Filter the entries below down to the lines that hold "this".

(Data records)
⁂

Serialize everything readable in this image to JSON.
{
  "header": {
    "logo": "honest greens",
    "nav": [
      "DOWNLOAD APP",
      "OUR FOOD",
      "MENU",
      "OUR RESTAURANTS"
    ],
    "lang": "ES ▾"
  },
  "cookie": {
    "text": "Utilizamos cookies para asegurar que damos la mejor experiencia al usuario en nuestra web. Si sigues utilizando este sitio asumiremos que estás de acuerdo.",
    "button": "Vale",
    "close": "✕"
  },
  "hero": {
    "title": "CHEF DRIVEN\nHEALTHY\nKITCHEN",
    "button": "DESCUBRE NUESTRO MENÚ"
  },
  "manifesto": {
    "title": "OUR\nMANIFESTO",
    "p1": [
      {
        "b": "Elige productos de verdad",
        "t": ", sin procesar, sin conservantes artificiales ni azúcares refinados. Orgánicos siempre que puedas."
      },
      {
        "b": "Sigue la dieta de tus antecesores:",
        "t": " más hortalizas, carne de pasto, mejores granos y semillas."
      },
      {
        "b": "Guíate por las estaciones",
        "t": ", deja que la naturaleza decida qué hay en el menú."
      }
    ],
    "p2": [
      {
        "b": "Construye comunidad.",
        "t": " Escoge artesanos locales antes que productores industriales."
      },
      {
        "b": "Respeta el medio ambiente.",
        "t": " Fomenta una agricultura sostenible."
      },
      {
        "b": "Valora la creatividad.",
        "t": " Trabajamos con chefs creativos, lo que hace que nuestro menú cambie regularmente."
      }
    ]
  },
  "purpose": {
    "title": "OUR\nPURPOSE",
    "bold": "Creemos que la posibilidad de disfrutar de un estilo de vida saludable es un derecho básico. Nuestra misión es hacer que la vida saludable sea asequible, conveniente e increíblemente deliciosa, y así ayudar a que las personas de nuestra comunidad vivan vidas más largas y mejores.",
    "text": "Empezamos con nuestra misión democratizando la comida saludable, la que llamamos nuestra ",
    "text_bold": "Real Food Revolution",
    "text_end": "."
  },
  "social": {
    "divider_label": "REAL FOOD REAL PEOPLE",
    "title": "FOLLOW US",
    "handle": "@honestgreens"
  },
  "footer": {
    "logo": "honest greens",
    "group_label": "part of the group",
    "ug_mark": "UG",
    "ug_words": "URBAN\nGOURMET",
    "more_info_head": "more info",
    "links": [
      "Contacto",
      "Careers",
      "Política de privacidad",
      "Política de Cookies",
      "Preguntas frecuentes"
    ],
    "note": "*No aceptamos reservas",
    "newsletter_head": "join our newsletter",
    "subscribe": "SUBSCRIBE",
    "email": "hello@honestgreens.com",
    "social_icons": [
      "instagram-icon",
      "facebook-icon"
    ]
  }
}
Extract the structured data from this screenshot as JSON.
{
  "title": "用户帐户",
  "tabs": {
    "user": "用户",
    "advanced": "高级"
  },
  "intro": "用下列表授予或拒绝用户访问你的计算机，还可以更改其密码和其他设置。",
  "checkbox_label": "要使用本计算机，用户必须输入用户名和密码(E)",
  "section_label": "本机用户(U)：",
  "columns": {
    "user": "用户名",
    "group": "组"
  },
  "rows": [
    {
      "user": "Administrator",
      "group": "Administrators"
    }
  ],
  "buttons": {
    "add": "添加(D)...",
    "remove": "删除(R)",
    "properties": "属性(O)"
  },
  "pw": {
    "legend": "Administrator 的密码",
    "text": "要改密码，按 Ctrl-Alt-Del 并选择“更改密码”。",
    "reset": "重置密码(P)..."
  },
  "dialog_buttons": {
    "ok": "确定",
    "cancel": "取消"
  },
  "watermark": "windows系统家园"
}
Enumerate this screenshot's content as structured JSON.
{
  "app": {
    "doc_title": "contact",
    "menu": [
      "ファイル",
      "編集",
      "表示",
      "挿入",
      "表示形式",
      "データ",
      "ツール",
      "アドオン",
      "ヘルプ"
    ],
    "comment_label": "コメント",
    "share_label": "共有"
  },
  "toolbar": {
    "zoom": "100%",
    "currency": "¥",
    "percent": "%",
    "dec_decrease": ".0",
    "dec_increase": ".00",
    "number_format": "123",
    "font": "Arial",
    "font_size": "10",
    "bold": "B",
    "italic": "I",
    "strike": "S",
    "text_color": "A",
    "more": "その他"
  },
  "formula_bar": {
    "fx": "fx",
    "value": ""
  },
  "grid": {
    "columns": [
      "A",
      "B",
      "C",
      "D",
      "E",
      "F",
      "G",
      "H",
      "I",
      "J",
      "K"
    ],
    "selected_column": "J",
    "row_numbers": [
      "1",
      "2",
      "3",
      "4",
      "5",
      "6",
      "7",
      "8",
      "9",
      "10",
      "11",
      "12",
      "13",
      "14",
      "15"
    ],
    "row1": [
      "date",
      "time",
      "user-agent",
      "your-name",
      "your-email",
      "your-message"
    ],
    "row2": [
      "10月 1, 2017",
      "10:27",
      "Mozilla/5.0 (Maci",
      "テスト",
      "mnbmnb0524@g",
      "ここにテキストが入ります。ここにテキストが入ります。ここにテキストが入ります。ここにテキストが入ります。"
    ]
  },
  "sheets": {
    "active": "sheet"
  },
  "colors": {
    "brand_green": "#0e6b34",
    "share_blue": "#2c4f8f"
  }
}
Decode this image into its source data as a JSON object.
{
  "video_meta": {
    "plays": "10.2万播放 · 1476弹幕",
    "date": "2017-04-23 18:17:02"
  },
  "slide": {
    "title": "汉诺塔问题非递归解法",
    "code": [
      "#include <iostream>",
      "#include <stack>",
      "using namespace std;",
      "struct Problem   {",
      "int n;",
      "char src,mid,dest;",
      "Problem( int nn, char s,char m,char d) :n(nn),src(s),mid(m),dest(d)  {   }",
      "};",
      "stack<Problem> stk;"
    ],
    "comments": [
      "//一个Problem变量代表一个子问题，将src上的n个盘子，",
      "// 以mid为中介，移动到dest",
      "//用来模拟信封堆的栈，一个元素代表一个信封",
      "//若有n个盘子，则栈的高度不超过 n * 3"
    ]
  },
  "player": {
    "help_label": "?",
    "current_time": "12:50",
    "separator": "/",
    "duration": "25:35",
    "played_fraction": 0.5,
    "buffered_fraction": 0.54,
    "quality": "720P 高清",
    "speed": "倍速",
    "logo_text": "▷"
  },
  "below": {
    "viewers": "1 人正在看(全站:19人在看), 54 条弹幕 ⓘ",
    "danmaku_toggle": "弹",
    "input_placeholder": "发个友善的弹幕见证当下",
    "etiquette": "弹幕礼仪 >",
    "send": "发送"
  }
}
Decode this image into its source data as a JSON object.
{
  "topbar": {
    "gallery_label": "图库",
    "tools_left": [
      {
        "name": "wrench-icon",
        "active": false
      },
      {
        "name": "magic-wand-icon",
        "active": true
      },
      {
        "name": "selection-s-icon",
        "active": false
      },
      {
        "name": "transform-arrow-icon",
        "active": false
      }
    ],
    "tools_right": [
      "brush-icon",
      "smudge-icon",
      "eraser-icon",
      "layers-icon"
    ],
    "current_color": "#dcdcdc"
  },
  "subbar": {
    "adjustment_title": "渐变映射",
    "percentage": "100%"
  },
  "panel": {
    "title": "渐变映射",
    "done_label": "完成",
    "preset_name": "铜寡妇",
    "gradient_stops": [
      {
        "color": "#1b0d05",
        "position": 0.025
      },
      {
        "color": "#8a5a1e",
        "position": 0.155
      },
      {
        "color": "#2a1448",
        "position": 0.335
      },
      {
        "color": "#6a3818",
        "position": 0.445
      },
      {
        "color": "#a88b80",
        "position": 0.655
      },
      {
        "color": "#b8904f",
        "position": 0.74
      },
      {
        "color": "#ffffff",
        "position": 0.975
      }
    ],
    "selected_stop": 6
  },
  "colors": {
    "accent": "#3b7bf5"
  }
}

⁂

- WRITTEN SOLUTION
Serialize everything readable in this image to JSON.
Extract the structured data from this screenshot as JSON.
Enumerate this screenshot's content as structured JSON.
Decode this image into its source data as a JSON object.
Decode this image into its source data as a JSON object.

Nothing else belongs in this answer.